Monday, December 24, 2012

Adeste Fideles

In under three hours I will head off to prepare to serve the Vigil of Christmas, and am soaking up the end of the time of waiting by listening to the festive Gregorian chant that has been shelved during Advent save for the Immaculate Conception. I'm also trying to re-learn the Gloria in excelsis Deo in Latin (and English), since it's been three weeks since we last sang it.

Pope Benedict at Christmas a few years ago
This year Advent has been really good for me. From listening to Father Z's special Advent messages, or reading and writing, I think I've really grown a lot. I have looked forward to Christmas because it is the birth of Our Savior, and am joyfully awaiting the return of Christ the King.

Christmas is not something to understand in fully human terms, for the means of our redemption through the Incarnation of Christ is a mystery.
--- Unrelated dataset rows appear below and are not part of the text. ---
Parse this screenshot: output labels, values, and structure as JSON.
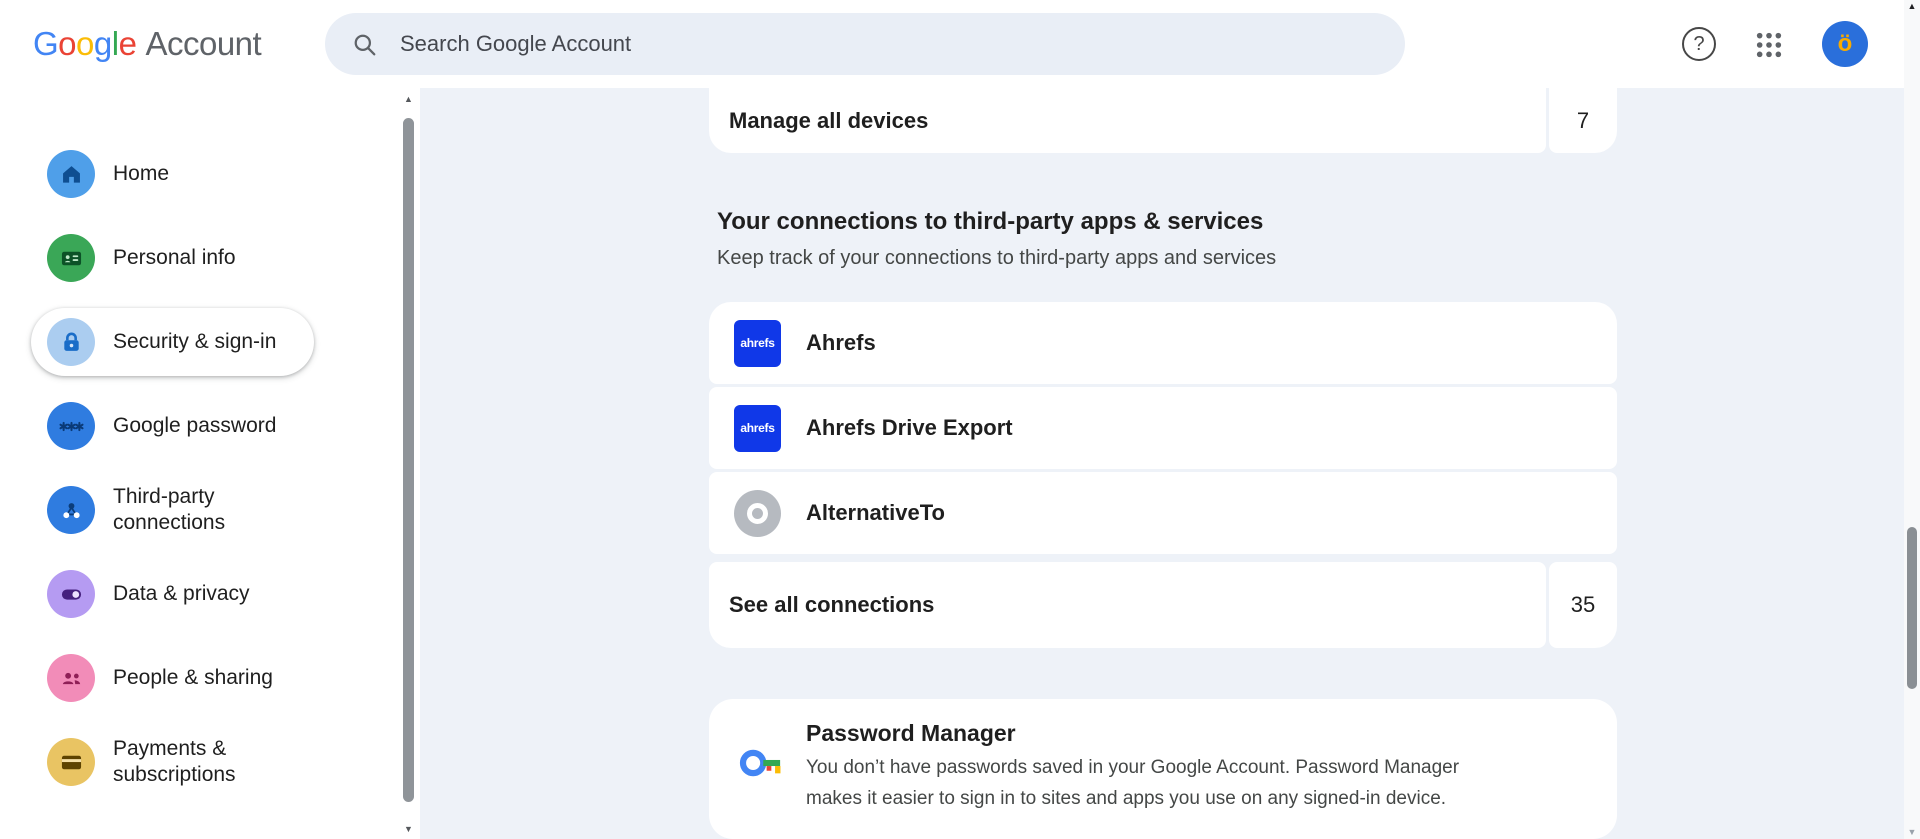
{
  "header": {
    "logo_google": "Google",
    "logo_colors": [
      "#4285F4",
      "#EA4335",
      "#FBBC05",
      "#4285F4",
      "#34A853",
      "#EA4335"
    ],
    "logo_account": "Account",
    "search_placeholder": "Search Google Account",
    "help_glyph": "?",
    "avatar_letter": "ö"
  },
  "sidebar": {
    "items": [
      {
        "label": "Home"
      },
      {
        "label": "Personal info"
      },
      {
        "label": "Security & sign-in",
        "selected": true
      },
      {
        "label": "Google password"
      },
      {
        "label": "Third-party connections"
      },
      {
        "label": "Data & privacy"
      },
      {
        "label": "People & sharing"
      },
      {
        "label": "Payments & subscriptions"
      }
    ]
  },
  "main": {
    "manage_devices": {
      "label": "Manage all devices",
      "count": "7"
    },
    "connections": {
      "heading": "Your connections to third-party apps & services",
      "subheading": "Keep track of your connections to third-party apps and services",
      "apps": [
        {
          "name": "Ahrefs",
          "icon_text": "ahrefs"
        },
        {
          "name": "Ahrefs Drive Export",
          "icon_text": "ahrefs"
        },
        {
          "name": "AlternativeTo"
        }
      ],
      "see_all_label": "See all connections",
      "see_all_count": "35"
    },
    "password_manager": {
      "title": "Password Manager",
      "description": "You don’t have passwords saved in your Google Account. Password Manager makes it easier to sign in to sites and apps you use on any signed-in device.",
      "description_lines": [
        "You don’t have passwords saved in your Google Account. Password Manager",
        "makes it easier to sign in to sites and apps you use on any signed-in device."
      ]
    }
  },
  "icons": {
    "search": "magnifier",
    "help": "question-mark-circle",
    "apps": "3x3-dot-grid",
    "home": "house",
    "personal_info": "id-card",
    "security": "padlock",
    "google_password": "asterisks",
    "third_party_connections": "connected-nodes",
    "data_privacy": "toggle-switch",
    "people_sharing": "two-people",
    "payments": "credit-card",
    "password_manager": "google-colored-key",
    "alternativeto": "gray-circle-white-ring",
    "scroll_up": "▲",
    "scroll_down": "▼"
  },
  "colors": {
    "page_bg": "#eef2f8",
    "search_bg": "#e9eef6",
    "text_primary": "#1f1f1f",
    "text_secondary": "#444746",
    "ahrefs_blue": "#1038e8",
    "avatar_bg": "#2a6fdb",
    "avatar_letter": "#f9ab00"
  }
}
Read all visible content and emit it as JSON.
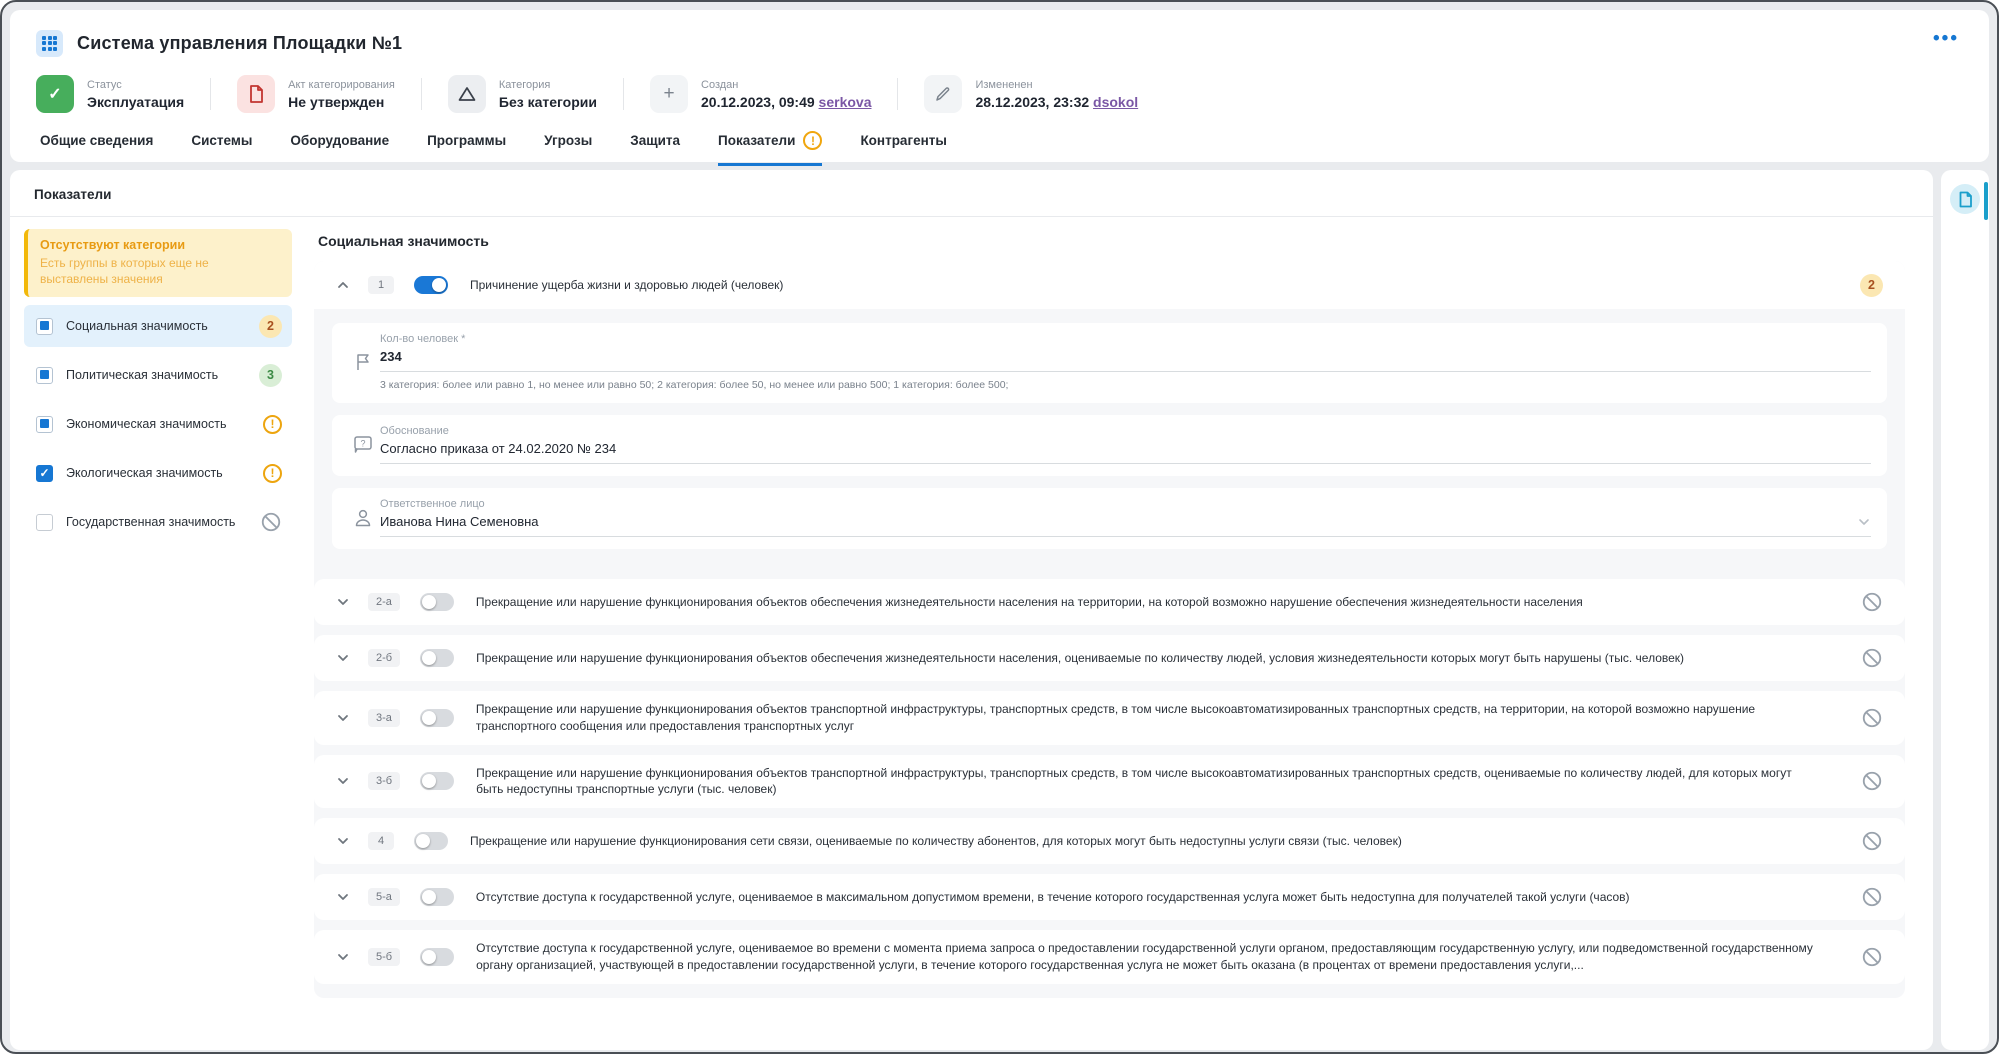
{
  "window": {
    "title": "Система управления Площадки №1",
    "menu_dots": "•••"
  },
  "meta": {
    "status": {
      "label": "Статус",
      "value": "Эксплуатация"
    },
    "act": {
      "label": "Акт категорирования",
      "value": "Не утвержден"
    },
    "category": {
      "label": "Категория",
      "value": "Без категории"
    },
    "created": {
      "label": "Создан",
      "value": "20.12.2023, 09:49 ",
      "user": "serkova"
    },
    "modified": {
      "label": "Измененен",
      "value": "28.12.2023, 23:32 ",
      "user": "dsokol"
    }
  },
  "tabs": [
    {
      "label": "Общие сведения"
    },
    {
      "label": "Системы"
    },
    {
      "label": "Оборудование"
    },
    {
      "label": "Программы"
    },
    {
      "label": "Угрозы"
    },
    {
      "label": "Защита"
    },
    {
      "label": "Показатели",
      "warning": "!",
      "active": true
    },
    {
      "label": "Контрагенты"
    }
  ],
  "panel": {
    "title": "Показатели"
  },
  "sidebar": {
    "warning": {
      "title": "Отсутствуют категории",
      "text": "Есть группы в которых еще не выставлены значения"
    },
    "items": [
      {
        "label": "Социальная значимость",
        "badge": "2",
        "state": "selected"
      },
      {
        "label": "Политическая значимость",
        "badge": "3"
      },
      {
        "label": "Экономическая значимость",
        "badge": "!"
      },
      {
        "label": "Экологическая значимость",
        "badge": "!"
      },
      {
        "label": "Государственная значимость",
        "badge": "blocked"
      }
    ],
    "checkmark": "✓",
    "warn_mark": "!"
  },
  "content": {
    "title": "Социальная значимость",
    "expanded": {
      "num": "1",
      "text": "Причинение ущерба жизни и здоровью людей (человек)",
      "badge": "2",
      "fields": [
        {
          "label": "Кол-во человек *",
          "value": "234",
          "hint": "3 категория: более или равно 1, но менее или равно 50; 2 категория: более 50, но менее или равно 500; 1 категория: более 500;"
        },
        {
          "label": "Обоснование",
          "value": "Согласно приказа от 24.02.2020 № 234"
        },
        {
          "label": "Ответственное лицо",
          "value": "Иванова Нина Семеновна"
        }
      ]
    },
    "rows": [
      {
        "num": "2-а",
        "text": "Прекращение или нарушение функционирования объектов обеспечения жизнедеятельности населения на территории, на которой возможно нарушение обеспечения жизнедеятельности населения"
      },
      {
        "num": "2-б",
        "text": "Прекращение или нарушение функционирования объектов обеспечения жизнедеятельности населения, оцениваемые по количеству людей, условия жизнедеятельности которых могут быть нарушены (тыс. человек)"
      },
      {
        "num": "3-а",
        "text": "Прекращение или нарушение функционирования объектов транспортной инфраструктуры, транспортных средств, в том числе высокоавтоматизированных транспортных средств, на территории, на которой возможно нарушение транспортного сообщения или предоставления транспортных услуг"
      },
      {
        "num": "3-б",
        "text": "Прекращение или нарушение функционирования объектов транспортной инфраструктуры, транспортных средств, в том числе высокоавтоматизированных транспортных средств, оцениваемые по количеству людей, для которых могут быть недоступны транспортные услуги (тыс. человек)"
      },
      {
        "num": "4",
        "text": "Прекращение или нарушение функционирования сети связи, оцениваемые по количеству абонентов, для которых могут быть недоступны услуги связи (тыс. человек)"
      },
      {
        "num": "5-а",
        "text": "Отсутствие доступа к государственной услуге, оцениваемое в максимальном допустимом времени, в течение которого государственная услуга может быть недоступна для получателей такой услуги (часов)"
      },
      {
        "num": "5-б",
        "text": "Отсутствие доступа к государственной услуге, оцениваемое во времени с момента приема запроса о предоставлении государственной услуги органом, предоставляющим государственную услугу, или подведомственной государственному органу организацией, участвующей в предоставлении государственной услуги, в течение которого государственная услуга не может быть оказана (в процентах от времени предоставления услуги,..."
      }
    ]
  },
  "colors": {
    "accent_blue": "#1677d2",
    "status_green": "#47ae5c",
    "act_red": "#c23530",
    "warn_orange": "#eda50f",
    "badge_yellow_bg": "#fbe7b2",
    "badge_yellow_text": "#a8511f",
    "badge_green_bg": "#d9eed6",
    "badge_green_text": "#3c8a45",
    "rail_teal": "#1b9fcb",
    "link_purple": "#7a57a5"
  }
}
God gave His Only-Begotten Son to us out of love, but His methods are not for us to know, only the visible action. Usually I am the person who must understand the little steps of how something works. In calculus for example, I can't stand when my teacher works through the algebra, and simplifies something without explaining how she did it. But, I stand in awe of the mysteries of the Faith, which will be made known to us when we enter the Kingdom of Heaven.

The archetype for that coming of Christ, which we might call a "spiritual incarnation", is always Mary. Just as the Virgin Mother pondered in her heart on the Word made flesh, so every individual soul and the entire Church are called during their earthly pilgrimage to wait for Christ who comes and to welcome him with faith and love ever new.-Pope Benedict XVI
Always through Mary do we come closer to Christ her Son, and always should we make room for Him in our hearts.
And for your edification:
It is true that the mystery is past, I recognize it, and that it happened only once, but the grace of the mystery is not, in fact, past for the souls who prepare themselves to give birth to Jesus Christ in their heart. He was born one time in Bethlehem, and he is born every day in us with Holy Communion, which, as the Fathers say, is an extension of the Incarnation.
Do you know why Our Lord did not want to be born in the city of Jerusalem? It is because there all was full of creatures; there was not a single empty house. All was full of business or something other. He preferred to be born in a poor stable, empty and abandoned. This demonstrates to us that, if we want Jesus to abide in us, we must empty ourselves of all things, withour exception. This being done, He will impress in us His spirit, His life, His inclinations, and in such a soul one will see only Jesus.
Those who have received this grace, will be recognized easily by their docility and simplicity, the companion virtues of holy childhood. Who are the first to come to the Infant Jesus to offer Him homage? Poor folk, shepherds. It is what the Gospel says: "Ye who are little, come unto Me." Only the humble are worthy of learning secrets so divine, hidden from the great ones of the earth, who are precisely the proud. The more a soul is little, the more will God communicate Himself to her. He goes to seek her out in the depth of her nothingness, where He fills her with all Himself.-Mother Mectilde de Bar (+1698)
Another thought: I wonder what St. Joseph felt like. I'm not always sure that the image of him fretting is quite right. After his encounter with an angel, and his marriage to the Blessed Mother, how could he lack trust in the Lord? Where did this idea of him worrying come from anyways? Our Lady gives no indications of this in her relation of the Nativity to St. Luke the Evangelist.  I know, I know, he took on the biggest responsibility ever known to man namely, the care of Mary ever-virgin, and Christ Jesus, Innocence itself. I have a better picture in mind. St. Joseph was the kind of guy who strapped up his sandals, got up, and did what needed to be done, and was always calm and patient, no matter how hard the task was. I bet it was a Protestant concoction anyways.

I hope everybody has a Merry Christmas, or is, if you are reading this from across the pond where undoubtedly the Christmas holiday (dare I say holy day?) is underway by now. Pax vobiscum and God bless.

1 comment:

  1. I agree with your thoughts about St. Joseph. He may have worried a wee bit since he was human, and was subject to sin, but I think he had so much more grace than the rest of us that he didn't get sidetracked by worry like we do. And being in the company of Mary, I would think the graces that flow to and through her would encompass him. How could you be in the company of Our Blessed Mother and fret? No way.